What this task involves:
Your job is to retype the records exactly while dropping every picture.

[[ Source information open ]]

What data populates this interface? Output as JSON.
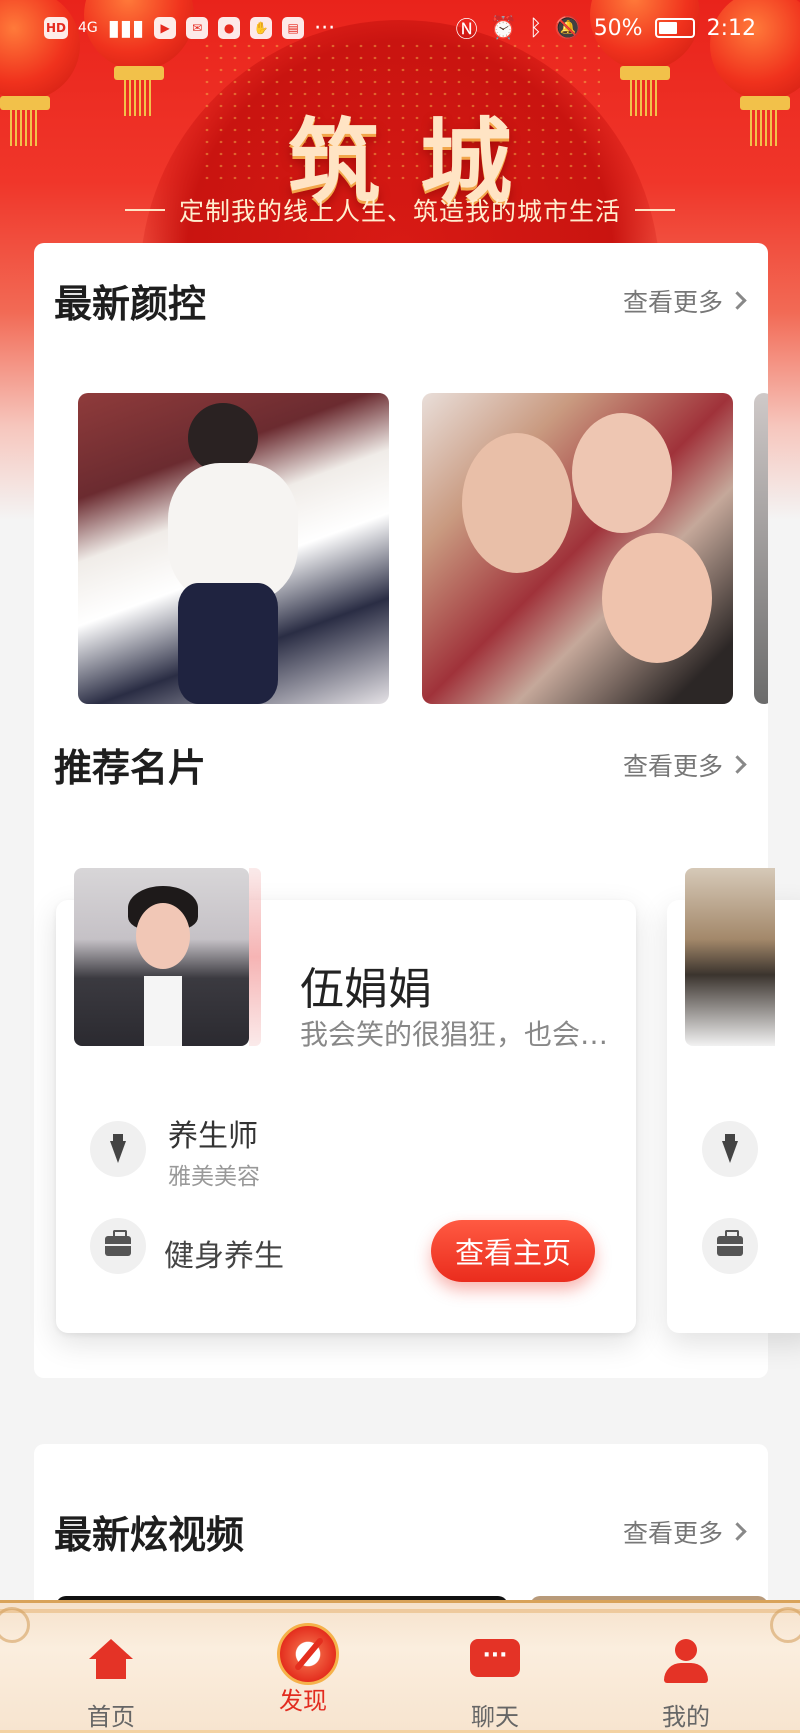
{
  "status_bar": {
    "left_icons": [
      "HD",
      "4G",
      "signal",
      "play",
      "mail",
      "bulb",
      "hand",
      "book",
      "···"
    ],
    "battery": "50%",
    "time": "2:12"
  },
  "header": {
    "brand": "筑城",
    "tagline": "定制我的线上人生、筑造我的城市生活",
    "colors": {
      "primary": "#e9231b",
      "gold": "#f5c24e"
    }
  },
  "sections": {
    "latest_looks": {
      "title": "最新颜控",
      "more": "查看更多"
    },
    "recommended_cards": {
      "title": "推荐名片",
      "more": "查看更多"
    },
    "latest_videos": {
      "title": "最新炫视频",
      "more": "查看更多"
    }
  },
  "namecard": {
    "name": "伍娟娟",
    "bio": "我会笑的很猖狂，也会…",
    "role": "养生师",
    "org": "雅美美容",
    "category": "健身养生",
    "button": "查看主页"
  },
  "bottom_nav": [
    {
      "label": "首页",
      "icon": "home-icon",
      "active": false
    },
    {
      "label": "发现",
      "icon": "compass-icon",
      "active": true
    },
    {
      "label": "聊天",
      "icon": "chat-icon",
      "active": false
    },
    {
      "label": "我的",
      "icon": "user-icon",
      "active": false
    }
  ]
}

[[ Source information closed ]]

Solution to this task:
What data populates this interface? Output as JSON.
{
  "status_bar": {
    "left_icons": [
      "HD",
      "4G",
      "signal",
      "play",
      "mail",
      "bulb",
      "hand",
      "book",
      "···"
    ],
    "battery": "50%",
    "time": "2:12"
  },
  "header": {
    "brand": "筑城",
    "tagline": "定制我的线上人生、筑造我的城市生活",
    "colors": {
      "primary": "#e9231b",
      "gold": "#f5c24e"
    }
  },
  "sections": {
    "latest_looks": {
      "title": "最新颜控",
      "more": "查看更多"
    },
    "recommended_cards": {
      "title": "推荐名片",
      "more": "查看更多"
    },
    "latest_videos": {
      "title": "最新炫视频",
      "more": "查看更多"
    }
  },
  "namecard": {
    "name": "伍娟娟",
    "bio": "我会笑的很猖狂，也会…",
    "role": "养生师",
    "org": "雅美美容",
    "category": "健身养生",
    "button": "查看主页"
  },
  "bottom_nav": [
    {
      "label": "首页",
      "icon": "home-icon",
      "active": false
    },
    {
      "label": "发现",
      "icon": "compass-icon",
      "active": true
    },
    {
      "label": "聊天",
      "icon": "chat-icon",
      "active": false
    },
    {
      "label": "我的",
      "icon": "user-icon",
      "active": false
    }
  ]
}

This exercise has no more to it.